A Good Many Books
Thus encouraged, Oliver tapped at the study door. On Mr. Brownlow calling to him to come in, he found himself in a little back room, quite full of books, with a window, looking into some pleasant little gardens. There was a table drawn up before the window, at which Mr. Brownlow was seated reading. When he saw Oliver, he pushed the book away from him, and told him to come near the table, and sit down. Oliver complied; marvelling where the people could be found to read such a great number of books as seemed to be written to make the world wiser. Which is still a marvel to more experienced people than Oliver Twist, every day of their lives.
'There are a good many books, are there not, my boy?' said Mr. Brownlow, observing the curiosity with which Oliver surveyed the shelves that reached from the floor to the ceiling.
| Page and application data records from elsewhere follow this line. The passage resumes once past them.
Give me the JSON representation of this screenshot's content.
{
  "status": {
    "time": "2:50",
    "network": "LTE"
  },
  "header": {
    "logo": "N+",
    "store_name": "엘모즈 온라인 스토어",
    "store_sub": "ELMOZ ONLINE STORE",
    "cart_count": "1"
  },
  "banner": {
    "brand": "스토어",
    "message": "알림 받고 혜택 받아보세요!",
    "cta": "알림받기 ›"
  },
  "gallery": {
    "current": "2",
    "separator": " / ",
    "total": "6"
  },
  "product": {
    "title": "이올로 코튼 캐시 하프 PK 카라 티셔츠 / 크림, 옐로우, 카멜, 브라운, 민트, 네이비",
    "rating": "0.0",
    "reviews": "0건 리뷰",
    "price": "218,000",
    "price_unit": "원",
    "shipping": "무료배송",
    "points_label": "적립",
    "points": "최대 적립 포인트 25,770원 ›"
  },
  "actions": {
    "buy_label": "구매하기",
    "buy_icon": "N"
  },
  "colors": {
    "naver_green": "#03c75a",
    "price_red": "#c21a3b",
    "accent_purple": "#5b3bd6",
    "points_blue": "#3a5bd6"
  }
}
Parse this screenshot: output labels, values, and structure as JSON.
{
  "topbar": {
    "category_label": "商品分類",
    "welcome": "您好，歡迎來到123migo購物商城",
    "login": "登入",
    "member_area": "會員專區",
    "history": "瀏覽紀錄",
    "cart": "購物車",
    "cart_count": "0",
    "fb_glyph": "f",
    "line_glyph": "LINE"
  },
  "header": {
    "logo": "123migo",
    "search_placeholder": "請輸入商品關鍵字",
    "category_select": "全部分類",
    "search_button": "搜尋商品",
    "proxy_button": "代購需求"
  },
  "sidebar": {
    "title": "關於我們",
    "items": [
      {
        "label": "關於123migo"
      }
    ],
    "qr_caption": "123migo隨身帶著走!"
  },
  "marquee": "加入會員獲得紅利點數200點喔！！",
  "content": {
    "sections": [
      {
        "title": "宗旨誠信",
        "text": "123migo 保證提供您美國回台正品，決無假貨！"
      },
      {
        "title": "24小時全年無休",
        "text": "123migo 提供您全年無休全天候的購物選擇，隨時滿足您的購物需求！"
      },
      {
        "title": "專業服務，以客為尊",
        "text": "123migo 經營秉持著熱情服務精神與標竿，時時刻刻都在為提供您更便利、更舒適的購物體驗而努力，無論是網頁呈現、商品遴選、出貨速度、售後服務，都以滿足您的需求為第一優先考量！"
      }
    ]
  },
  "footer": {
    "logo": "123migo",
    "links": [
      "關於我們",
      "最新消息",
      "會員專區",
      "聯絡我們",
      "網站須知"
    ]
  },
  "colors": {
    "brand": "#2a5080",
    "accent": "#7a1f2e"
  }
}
'A great number, sir,' replied Oliver. 'I never saw so many.'
'You shall read them, if you behave well,' said the old gentleman kindly; 'and you will like that, better than looking at the outsides,—that is, in some cases; because there are books of which the backs and covers are by far the best parts.'
(London, Victoria and Albert Museum, inv. no. P.74–1935)